I spent most of Saturday in a field in Bath, seriously outnumbered by women. They were there to take part in the Race For Life, a nationwide event which raises money for cancer research. I was there to support my daughter Joie who was one of the runners, absolutely resplendent in her radioactively pink-dyed hair.
The event made me think a number of things, one of which was to do with the potency of cheap music. Before the women took to the track, they limbered up and the first song that was played for this purpose was Ernie K.Doe’s splendidly daft Here Come The Girls, best known as ‘that song in that Boots commercial’ to most folks.
It’s a song with no political message whatsoever that I can detect. Ernie just liked the girls and wanted us to know it.

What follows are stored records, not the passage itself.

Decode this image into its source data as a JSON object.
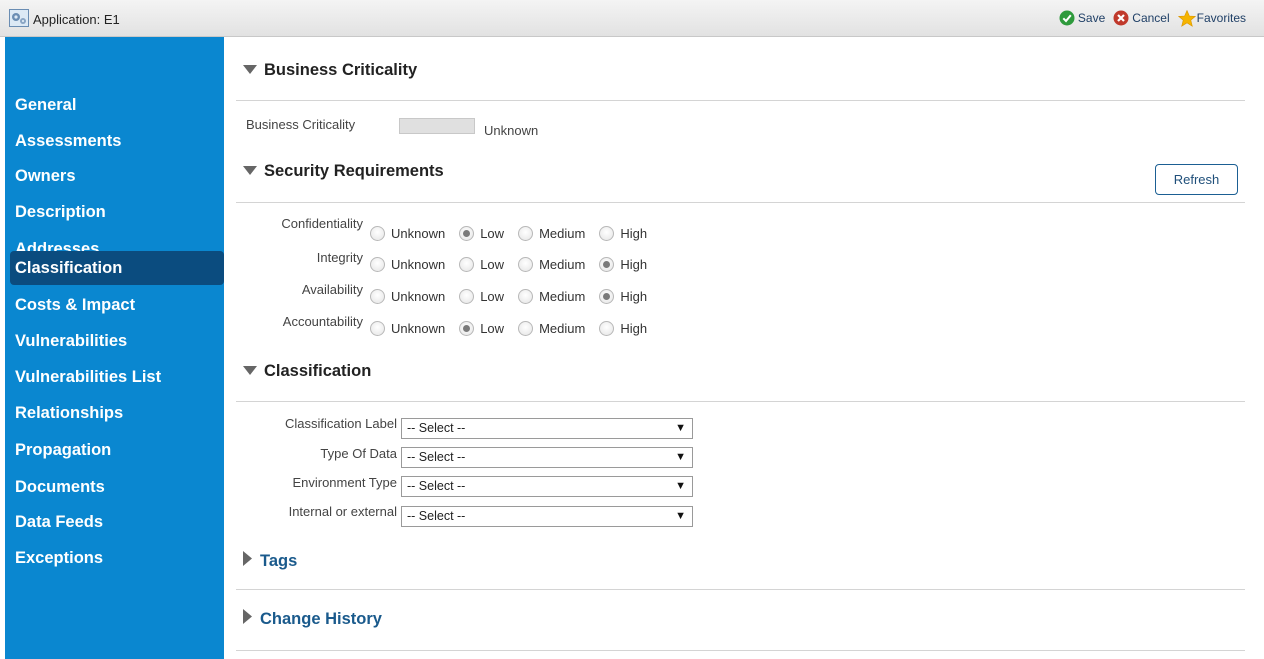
{
  "window": {
    "title": "Application: E1",
    "icon": "gear-app-icon"
  },
  "actions": [
    {
      "label": "Save",
      "icon": "check-icon",
      "color": "#2e9a3c"
    },
    {
      "label": "Cancel",
      "icon": "cancel-icon",
      "color": "#c0392b"
    },
    {
      "label": "Favorites",
      "icon": "star-icon",
      "color": "#f5b400"
    }
  ],
  "sidebar": {
    "active": "Classification",
    "items": [
      {
        "label": "General"
      },
      {
        "label": "Assessments"
      },
      {
        "label": "Owners"
      },
      {
        "label": "Description"
      },
      {
        "label": "Addresses"
      },
      {
        "label": "Classification"
      },
      {
        "label": "Costs & Impact"
      },
      {
        "label": "Vulnerabilities"
      },
      {
        "label": "Vulnerabilities List"
      },
      {
        "label": "Relationships"
      },
      {
        "label": "Propagation"
      },
      {
        "label": "Documents"
      },
      {
        "label": "Data Feeds"
      },
      {
        "label": "Exceptions"
      }
    ]
  },
  "business_criticality": {
    "header": "Business Criticality",
    "field_label": "Business Criticality",
    "value": "Unknown"
  },
  "security_requirements": {
    "header": "Security Requirements",
    "refresh_label": "Refresh",
    "options": [
      "Unknown",
      "Low",
      "Medium",
      "High"
    ],
    "rows": [
      {
        "label": "Confidentiality",
        "selected": "Low"
      },
      {
        "label": "Integrity",
        "selected": "High"
      },
      {
        "label": "Availability",
        "selected": "High"
      },
      {
        "label": "Accountability",
        "selected": "Low"
      }
    ]
  },
  "classification": {
    "header": "Classification",
    "fields": [
      {
        "label": "Classification Label",
        "value": "-- Select --"
      },
      {
        "label": "Type Of Data",
        "value": "-- Select --"
      },
      {
        "label": "Environment Type",
        "value": "-- Select --"
      },
      {
        "label": "Internal or external",
        "value": "-- Select --"
      }
    ]
  },
  "tags": {
    "header": "Tags"
  },
  "change_history": {
    "header": "Change History"
  },
  "colors": {
    "sidebar": "#0a87d0",
    "sidebar_active": "#0b4c7f",
    "link": "#1a5a8c"
  }
}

Yet, as soon as that distinctive horn riff started blasting out across the field, it became an anthem. Several thousand women leapt up, screamed and yelled and worked out and sweated profusely in celebration of themselves and their ability to change things.
It became a celebration of sisterhood, of compassion, of achievement – and the feelgood vibes that flowed out of that field literally brought a lump to my throat and tears to my eyes.
I suddenly realised that if we had a government that was half as decent as the ordinary people of this country, we could achieve miracles. These women gave their time, their effort and their energy for nothing other than to help cancer sufferers. And their rabble-rousing motivational theme tune was Here Come The Girls.
In that moment, it became as significant and meaningful a song as Blowing In The Wind or Imagine, and all the more powerful because it was the women themselves who invested it with meaning.
Ernie, I thank you. Ladies, I salute you.